Despite being a nurse and knowing the potential severity of these high risk pregnancy complications, I find some comfort in the approach our FMS team is taking to manage these risks. To manage the risk for common complications, we’ve implemented a weight lifting restriction to no more than 20 pounds and a long distance travel restriction after 24 weeks gestation. These guidelines can help us prevent pre-term labor and placenta-related complications. Plus, the travel restriction aids in ensuring that we are not stranded on a plane or in a remote location without access to medical care in the event of a complication. In addition to this, our OB and FMS team see us every 4 weeks or so throughout the first two trimesters and plan to increase the frequency of visits to every 1-2 weeks in the final trimester of the pregnancy. This allows for additional monitoring of myself and the babies to ensure our health, monitor for complications, and routinely evaluate for the potential need to deliver early.

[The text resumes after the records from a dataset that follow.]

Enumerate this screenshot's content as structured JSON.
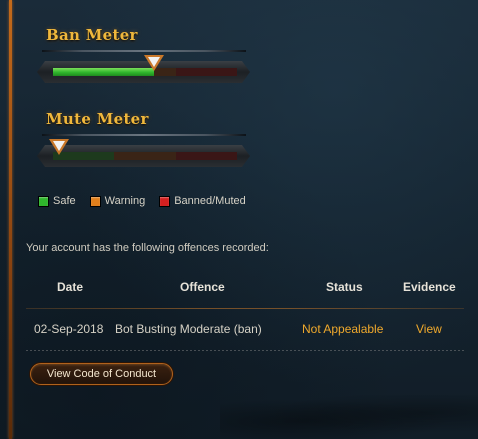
{
  "ban_meter": {
    "title": "Ban Meter",
    "level": 0.55
  },
  "mute_meter": {
    "title": "Mute Meter",
    "level": 0.0
  },
  "legend": [
    {
      "label": "Safe",
      "color": "#2fb52c"
    },
    {
      "label": "Warning",
      "color": "#e07f1c"
    },
    {
      "label": "Banned/Muted",
      "color": "#d42020"
    }
  ],
  "notice": "Your account has the following offences recorded:",
  "table": {
    "headers": [
      "Date",
      "Offence",
      "Status",
      "Evidence"
    ],
    "rows": [
      {
        "date": "02-Sep-2018",
        "offence": "Bot Busting Moderate (ban)",
        "status": "Not Appealable",
        "evidence": "View"
      }
    ]
  },
  "button": {
    "label": "View Code of Conduct"
  },
  "colors": {
    "accent": "#f0a92c",
    "title": "#f0b83c",
    "rail": "#c46a1a"
  }
}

In terms of my blood conditions, there are a couple of things we’re doing to lessen the risks to our girls during pregnancy. To address the anemia, I’m making sure to incorporate more iron rich meats and green leafy vegetables. I’ve also been taking iron supplements daily with a glass of orange juice (Vitamin C helps improve iron absorption!). Luckily, I’ve been able to improve my blood counts to only be considered “borderline anemic” at this point in time. In regard to the Factor V Leiden disorder, my FMS team has prescribed for me to self-administer daily low-dose Lovenox injections to help prevent blood clot formation. Once we near closer to birth, whether planned or spontaneous, there may be discussion of holding the Lovenox dose to prevent the reverse complications of hemorrhage during labor and delivery.
Regardless of what type of nurse you are, it’s always interesting to gain a little insight into a different aspect of the nursing field. I am an ICU nurse that deals exclusively with the adult population, so these risks and interventions are largely new to me in terms of pregnancy. I’m sharing my pregnancy journey with you to help you gain a little perspective too! This can also help you see just how complex a healthcare case can be, even if the patient appears “normal” and without blatant risk. I hope to be able to keep you all updated as the pregnancy progresses. I know it intrigues me, so I hope you learn something along the way with me.
Until next time, happy studying!